◆ Assignment
Please write out all the entries exactly, without the pictures.

Data records for software interfaces:

________________________________________

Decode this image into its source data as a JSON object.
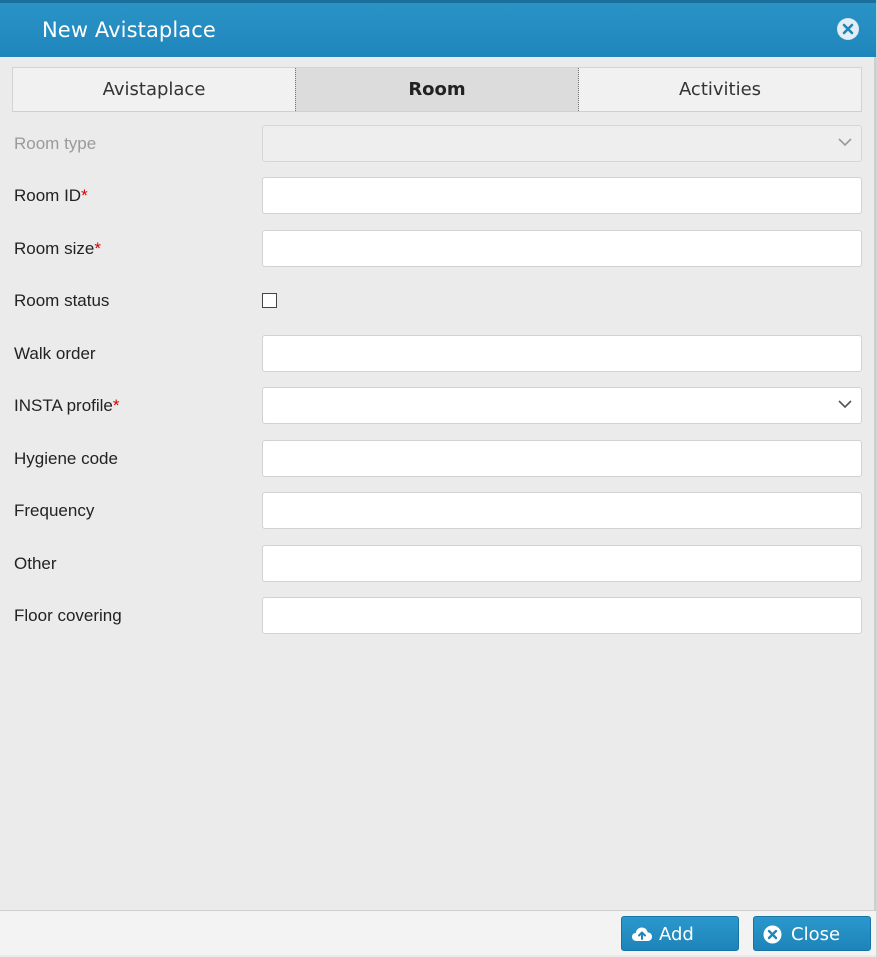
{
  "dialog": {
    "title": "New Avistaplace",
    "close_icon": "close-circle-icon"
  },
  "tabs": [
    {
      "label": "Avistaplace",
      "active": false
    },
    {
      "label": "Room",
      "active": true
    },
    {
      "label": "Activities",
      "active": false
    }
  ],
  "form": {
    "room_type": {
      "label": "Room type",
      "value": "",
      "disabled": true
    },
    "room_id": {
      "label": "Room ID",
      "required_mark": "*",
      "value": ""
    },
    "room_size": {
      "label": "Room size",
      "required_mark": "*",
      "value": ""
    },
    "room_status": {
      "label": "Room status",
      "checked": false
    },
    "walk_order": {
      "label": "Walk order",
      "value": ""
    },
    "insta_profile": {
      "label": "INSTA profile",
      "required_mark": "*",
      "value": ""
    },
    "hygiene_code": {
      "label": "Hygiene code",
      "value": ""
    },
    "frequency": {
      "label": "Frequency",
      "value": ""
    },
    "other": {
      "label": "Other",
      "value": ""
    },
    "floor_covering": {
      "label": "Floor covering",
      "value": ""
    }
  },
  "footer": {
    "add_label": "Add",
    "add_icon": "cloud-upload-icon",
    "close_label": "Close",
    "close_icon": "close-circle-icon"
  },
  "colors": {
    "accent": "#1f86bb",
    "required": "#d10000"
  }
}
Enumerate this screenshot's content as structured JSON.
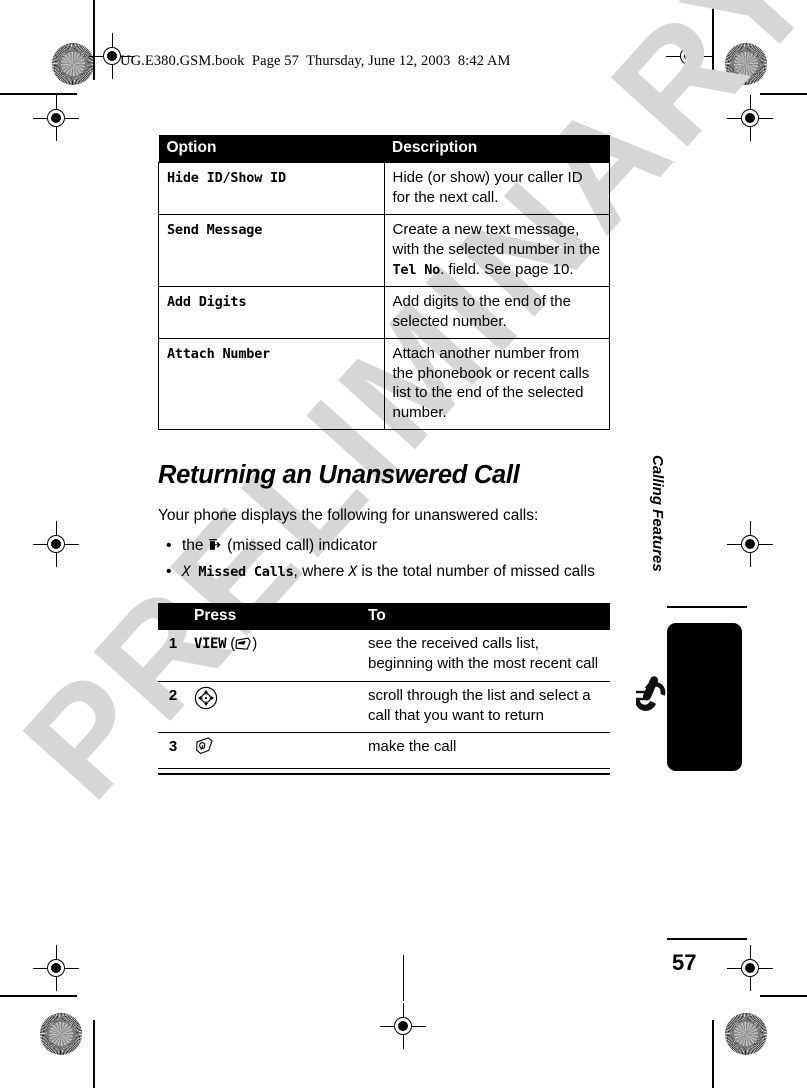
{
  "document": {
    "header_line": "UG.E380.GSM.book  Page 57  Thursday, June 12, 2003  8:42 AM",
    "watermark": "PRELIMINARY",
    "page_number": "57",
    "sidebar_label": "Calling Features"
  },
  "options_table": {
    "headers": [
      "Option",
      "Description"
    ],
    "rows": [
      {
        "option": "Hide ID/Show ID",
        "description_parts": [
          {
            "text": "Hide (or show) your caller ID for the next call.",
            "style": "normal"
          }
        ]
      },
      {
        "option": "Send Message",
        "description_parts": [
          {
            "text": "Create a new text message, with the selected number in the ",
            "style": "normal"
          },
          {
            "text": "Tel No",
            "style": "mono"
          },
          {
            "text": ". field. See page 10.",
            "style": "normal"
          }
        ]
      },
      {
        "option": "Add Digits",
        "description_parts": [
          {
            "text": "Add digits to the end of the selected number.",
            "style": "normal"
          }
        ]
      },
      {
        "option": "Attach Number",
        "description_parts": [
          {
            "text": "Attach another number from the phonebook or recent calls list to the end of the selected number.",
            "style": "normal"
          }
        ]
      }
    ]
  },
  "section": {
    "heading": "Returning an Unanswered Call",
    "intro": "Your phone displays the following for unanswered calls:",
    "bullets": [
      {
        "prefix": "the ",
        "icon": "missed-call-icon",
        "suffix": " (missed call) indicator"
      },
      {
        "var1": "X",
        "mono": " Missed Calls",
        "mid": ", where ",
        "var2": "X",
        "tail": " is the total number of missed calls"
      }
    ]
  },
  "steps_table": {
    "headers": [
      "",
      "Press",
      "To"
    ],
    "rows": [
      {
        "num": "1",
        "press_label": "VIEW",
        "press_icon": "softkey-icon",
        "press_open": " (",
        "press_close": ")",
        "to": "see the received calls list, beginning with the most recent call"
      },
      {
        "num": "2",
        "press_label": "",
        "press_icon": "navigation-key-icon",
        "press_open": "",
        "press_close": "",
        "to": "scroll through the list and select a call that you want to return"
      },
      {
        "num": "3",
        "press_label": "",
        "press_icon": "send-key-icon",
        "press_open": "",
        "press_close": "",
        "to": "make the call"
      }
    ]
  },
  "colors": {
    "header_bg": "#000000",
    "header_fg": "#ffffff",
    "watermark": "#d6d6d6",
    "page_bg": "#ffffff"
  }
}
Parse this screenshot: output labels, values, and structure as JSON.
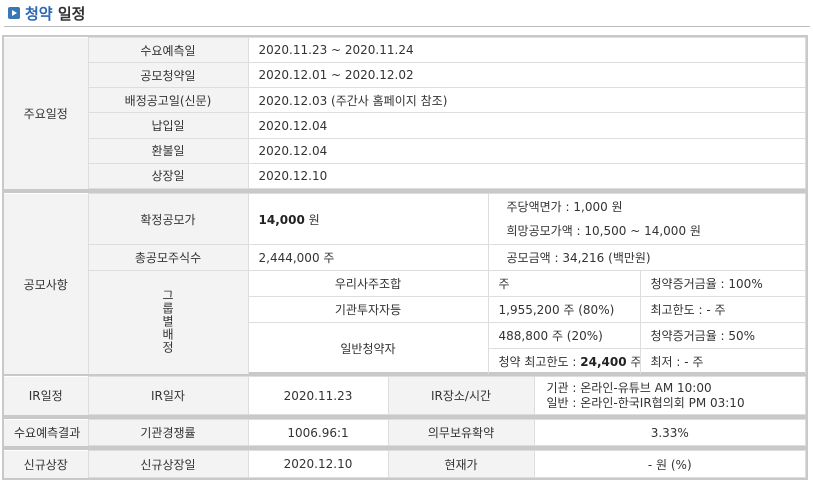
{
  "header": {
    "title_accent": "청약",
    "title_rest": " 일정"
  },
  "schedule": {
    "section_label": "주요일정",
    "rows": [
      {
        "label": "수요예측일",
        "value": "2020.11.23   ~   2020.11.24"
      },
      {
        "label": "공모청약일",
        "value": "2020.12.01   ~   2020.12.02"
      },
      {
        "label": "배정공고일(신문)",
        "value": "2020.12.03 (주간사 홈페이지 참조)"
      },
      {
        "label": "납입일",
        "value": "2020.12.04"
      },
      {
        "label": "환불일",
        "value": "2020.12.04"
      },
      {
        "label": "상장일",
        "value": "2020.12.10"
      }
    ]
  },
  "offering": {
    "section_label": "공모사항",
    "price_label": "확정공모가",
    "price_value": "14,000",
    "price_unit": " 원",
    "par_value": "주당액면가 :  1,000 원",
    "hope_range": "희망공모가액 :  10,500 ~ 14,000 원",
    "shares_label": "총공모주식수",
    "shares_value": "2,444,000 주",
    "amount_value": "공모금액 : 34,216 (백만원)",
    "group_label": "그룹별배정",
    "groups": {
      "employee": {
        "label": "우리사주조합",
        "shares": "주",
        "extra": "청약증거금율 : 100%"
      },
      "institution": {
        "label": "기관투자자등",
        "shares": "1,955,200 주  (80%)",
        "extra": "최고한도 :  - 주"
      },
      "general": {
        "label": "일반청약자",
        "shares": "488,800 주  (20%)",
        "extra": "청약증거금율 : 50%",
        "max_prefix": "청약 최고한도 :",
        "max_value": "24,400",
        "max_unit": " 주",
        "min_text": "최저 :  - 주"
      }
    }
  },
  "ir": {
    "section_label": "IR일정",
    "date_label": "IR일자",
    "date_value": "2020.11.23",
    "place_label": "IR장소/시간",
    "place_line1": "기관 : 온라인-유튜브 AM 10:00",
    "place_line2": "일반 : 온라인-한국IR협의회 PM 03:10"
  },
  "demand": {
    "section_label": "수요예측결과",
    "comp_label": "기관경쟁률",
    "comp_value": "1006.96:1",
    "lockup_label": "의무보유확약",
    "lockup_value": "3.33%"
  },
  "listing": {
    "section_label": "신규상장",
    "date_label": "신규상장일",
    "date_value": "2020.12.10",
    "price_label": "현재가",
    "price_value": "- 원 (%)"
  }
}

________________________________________

◆ Problem solution
Decode this image into its source data as a JSON object.
{
  "dialog": {
    "title": "New Avistaplace",
    "close_icon": "close-circle-icon"
  },
  "tabs": [
    {
      "label": "Avistaplace",
      "active": false
    },
    {
      "label": "Room",
      "active": true
    },
    {
      "label": "Activities",
      "active": false
    }
  ],
  "form": {
    "room_type": {
      "label": "Room type",
      "value": "",
      "disabled": true
    },
    "room_id": {
      "label": "Room ID",
      "required_mark": "*",
      "value": ""
    },
    "room_size": {
      "label": "Room size",
      "required_mark": "*",
      "value": ""
    },
    "room_status": {
      "label": "Room status",
      "checked": false
    },
    "walk_order": {
      "label": "Walk order",
      "value": ""
    },
    "insta_profile": {
      "label": "INSTA profile",
      "required_mark": "*",
      "value": ""
    },
    "hygiene_code": {
      "label": "Hygiene code",
      "value": ""
    },
    "frequency": {
      "label": "Frequency",
      "value": ""
    },
    "other": {
      "label": "Other",
      "value": ""
    },
    "floor_covering": {
      "label": "Floor covering",
      "value": ""
    }
  },
  "footer": {
    "add_label": "Add",
    "add_icon": "cloud-upload-icon",
    "close_label": "Close",
    "close_icon": "close-circle-icon"
  },
  "colors": {
    "accent": "#1f86bb",
    "required": "#d10000"
  }
}
Enumerate this screenshot's content as structured JSON.
{
  "document": {
    "header_line": "UG.E380.GSM.book  Page 57  Thursday, June 12, 2003  8:42 AM",
    "watermark": "PRELIMINARY",
    "page_number": "57",
    "sidebar_label": "Calling Features"
  },
  "options_table": {
    "headers": [
      "Option",
      "Description"
    ],
    "rows": [
      {
        "option": "Hide ID/Show ID",
        "description_parts": [
          {
            "text": "Hide (or show) your caller ID for the next call.",
            "style": "normal"
          }
        ]
      },
      {
        "option": "Send Message",
        "description_parts": [
          {
            "text": "Create a new text message, with the selected number in the ",
            "style": "normal"
          },
          {
            "text": "Tel No",
            "style": "mono"
          },
          {
            "text": ". field. See page 10.",
            "style": "normal"
          }
        ]
      },
      {
        "option": "Add Digits",
        "description_parts": [
          {
            "text": "Add digits to the end of the selected number.",
            "style": "normal"
          }
        ]
      },
      {
        "option": "Attach Number",
        "description_parts": [
          {
            "text": "Attach another number from the phonebook or recent calls list to the end of the selected number.",
            "style": "normal"
          }
        ]
      }
    ]
  },
  "section": {
    "heading": "Returning an Unanswered Call",
    "intro": "Your phone displays the following for unanswered calls:",
    "bullets": [
      {
        "prefix": "the ",
        "icon": "missed-call-icon",
        "suffix": " (missed call) indicator"
      },
      {
        "var1": "X",
        "mono": " Missed Calls",
        "mid": ", where ",
        "var2": "X",
        "tail": " is the total number of missed calls"
      }
    ]
  },
  "steps_table": {
    "headers": [
      "",
      "Press",
      "To"
    ],
    "rows": [
      {
        "num": "1",
        "press_label": "VIEW",
        "press_icon": "softkey-icon",
        "press_open": " (",
        "press_close": ")",
        "to": "see the received calls list, beginning with the most recent call"
      },
      {
        "num": "2",
        "press_label": "",
        "press_icon": "navigation-key-icon",
        "press_open": "",
        "press_close": "",
        "to": "scroll through the list and select a call that you want to return"
      },
      {
        "num": "3",
        "press_label": "",
        "press_icon": "send-key-icon",
        "press_open": "",
        "press_close": "",
        "to": "make the call"
      }
    ]
  },
  "colors": {
    "header_bg": "#000000",
    "header_fg": "#ffffff",
    "watermark": "#d6d6d6",
    "page_bg": "#ffffff"
  }
}
Parse this screenshot: output labels, values, and structure as JSON.
{
  "header": {
    "title_accent": "청약",
    "title_rest": " 일정"
  },
  "schedule": {
    "section_label": "주요일정",
    "rows": [
      {
        "label": "수요예측일",
        "value": "2020.11.23   ~   2020.11.24"
      },
      {
        "label": "공모청약일",
        "value": "2020.12.01   ~   2020.12.02"
      },
      {
        "label": "배정공고일(신문)",
        "value": "2020.12.03 (주간사 홈페이지 참조)"
      },
      {
        "label": "납입일",
        "value": "2020.12.04"
      },
      {
        "label": "환불일",
        "value": "2020.12.04"
      },
      {
        "label": "상장일",
        "value": "2020.12.10"
      }
    ]
  },
  "offering": {
    "section_label": "공모사항",
    "price_label": "확정공모가",
    "price_value": "14,000",
    "price_unit": " 원",
    "par_value": "주당액면가 :  1,000 원",
    "hope_range": "희망공모가액 :  10,500 ~ 14,000 원",
    "shares_label": "총공모주식수",
    "shares_value": "2,444,000 주",
    "amount_value": "공모금액 : 34,216 (백만원)",
    "group_label": "그룹별배정",
    "groups": {
      "employee": {
        "label": "우리사주조합",
        "shares": "주",
        "extra": "청약증거금율 : 100%"
      },
      "institution": {
        "label": "기관투자자등",
        "shares": "1,955,200 주  (80%)",
        "extra": "최고한도 :  - 주"
      },
      "general": {
        "label": "일반청약자",
        "shares": "488,800 주  (20%)",
        "extra": "청약증거금율 : 50%",
        "max_prefix": "청약 최고한도 :",
        "max_value": "24,400",
        "max_unit": " 주",
        "min_text": "최저 :  - 주"
      }
    }
  },
  "ir": {
    "section_label": "IR일정",
    "date_label": "IR일자",
    "date_value": "2020.11.23",
    "place_label": "IR장소/시간",
    "place_line1": "기관 : 온라인-유튜브 AM 10:00",
    "place_line2": "일반 : 온라인-한국IR협의회 PM 03:10"
  },
  "demand": {
    "section_label": "수요예측결과",
    "comp_label": "기관경쟁률",
    "comp_value": "1006.96:1",
    "lockup_label": "의무보유확약",
    "lockup_value": "3.33%"
  },
  "listing": {
    "section_label": "신규상장",
    "date_label": "신규상장일",
    "date_value": "2020.12.10",
    "price_label": "현재가",
    "price_value": "- 원 (%)"
  }
}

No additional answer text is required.